I have a heard the sentiment a few times now that one should vet the contributions, not the contributors. That's absolutely true. Yet at the same time many of us are quite frankly assuming good actors and just happy to get contributions. We sometimes merge pull requests not in the best state of mind, sometimes we feel pressured. It can be quite hard to spot back doors and hostile commits, particularly if the other side is sufficiently motivated. But here is the thing: you know who I am, I do not know who a lot of the people are that send pull requests against my libraries. An asymmetry I need to work with.

What motivates me to write this, is that I feel quite a bit of asymmetry in contributions these days. It's a lot easier to contribute to Open Source these days and that's a good thing. But it also comes at a cost. It's impossible to find yourself having become a critical piece of software deployed all over the world by accident. Your users update to the latest version of your code without any vetting on their own. Yet the brunt of the responsibility falls on you, the person associated with the project. A person that might be known. Yet a lot of the contributions are random people, and you might not have a good change to identify them. Sometimes it's not even the contributions, it's already anonymous users on the issue trackers that increase that pressure.

I find that environment at time to be emotionally stressful, much more than it has been. I don't even maintain particularly popular pieces of Open Source libraries these days but I still feel much more stressed about that experience than years ago and a pretty big element of it is that I feel that a lot of the issues and commits are from people who show up once and then leave. Maybe it's because I'm older, or because I also have other things in my life than Open Source, but the situation is what it is.

Which brings me back to the identity thing. It's probably great for a lot of people that their online identity is not clearly linked to the real world identity. What I find less great is that with this loss of real identity many of the real world legal consequences are then stuck with me, a person that can be identified. I don't assume that knowing who the folks are that contribute will solve any problems, mind you. While I do have some probably unrealistic hope that law enforcement agencies would find it a bit easier to get involved if they can better identify a bad actor, I'm not even sure if they find much of an interest to get involved in the first place. To me, it's mostly a piece of mind thing.

Everybody's contribution into ones projects turns into a permanent liability in a way. I take responsibility of someone else's commit with the moment I press the merge button. While many of those contributions are benign no matter what, you do start to trust repeated contributors after a while. A well established identity on the internet creates a form of inner peace, a handing over a project more and more to a person you don't know less so. Yet it can happen absolutely gradually. Maybe verified identities an illusion, but sometimes these illusions is all that's needed to feel more relaxed.

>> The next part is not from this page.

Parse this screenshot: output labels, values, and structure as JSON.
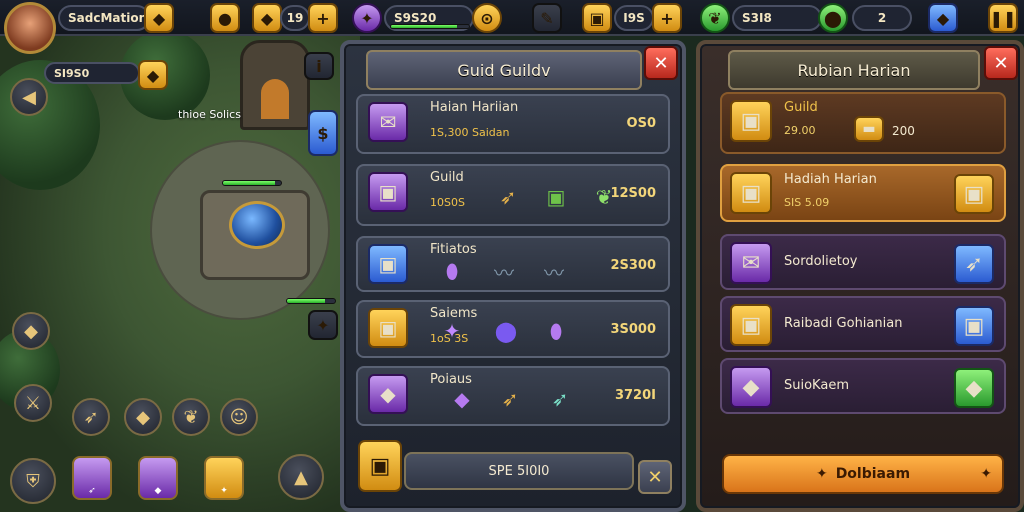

I don't think we should force people to have a real world identity on the internet, but we also have to probably take a step back and look at how we came here and if we like it this way. In a sense this is a generic rant about missing the “good old times” (that probably never were), where people talked to each other eye to eye. Instead more and more, interactions on the internet feel like that they are happening with faceless figures you will probably never ever meet, see, talk or write to.

So what's left? I don't know. Neither do I know if this is a problem that only I feel, nor do I know a solution to it if it was one. All I can say is that I find Open Source stressful more than one way these days.

This entry was tagged licensing, privacy and thoughts